President Magufuli who is no stranger to controversy says doing so would see Tanzania transform to become a regional powerhouse.
“When you have a big population you build the economy. That’s why China’s economy is so huge,” he said late on Tuesday.
He also cited India and Nigeria as other examples of countries that gained from a demographic dividend.
“I know that those who like to block ovaries will complain about my remarks. Set your ovaries free, let them block theirs,” he told a gathering in his home town of Chato.
This is not the first time Magufuli, who has in the past criticized Western-backed family planning programs implemented by the health ministry, urged women to sire more children.
Last year he said curbing the birth rate was “for those too lazy to take care of their children”.
Soon thereafter a family planning ad by a US-funded project was barred from broadcasting by the health ministry.
However, Magufuli’s critics are opposed to the idea saying it would worsen inequality and poverty rather than help the country.
“High population growth in Tanzania means increased levels of poverty and income inequality,” said a rights activist based in Dar es Salaam who spoke to Reuters on condition of anonymity for fear of possible repercussions from the government’s ongoing review of registration of non-governmental organizations.
“Women’s ovaries should never be used as a tool for seeking economic prosperity.”
Since taking office in 2015, Magufuli has launched an industrialization campaign that has helped buoy economic growth, which has averaged 6-7% annually in recent years. But he has said a higher birth rate would achieve faster progress.
Tanzania has sustained relatively high growth, averaging 6–7% a year, over the past decade.
At the same time, the East African nation which boasts 55 million people already has one of the world’s highest birth rates — around 5 children per woman.
Data from the UN population fund UNFPA shows Tanzania’s population is growing by about 2.7% a year while most public hospitals and schools are overcrowded and many young people lack jobs.

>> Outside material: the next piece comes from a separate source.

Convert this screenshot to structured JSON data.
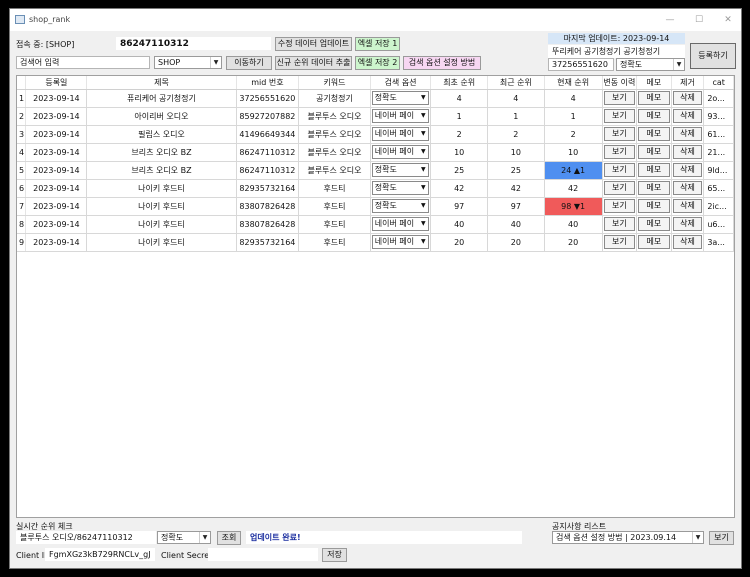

While Tanzania’s poverty rate - people living on less than $1 a day - has declined to about 26% as of 2016, the absolute number of poor citizens has not because of the high population growth rate, according to the World Bank.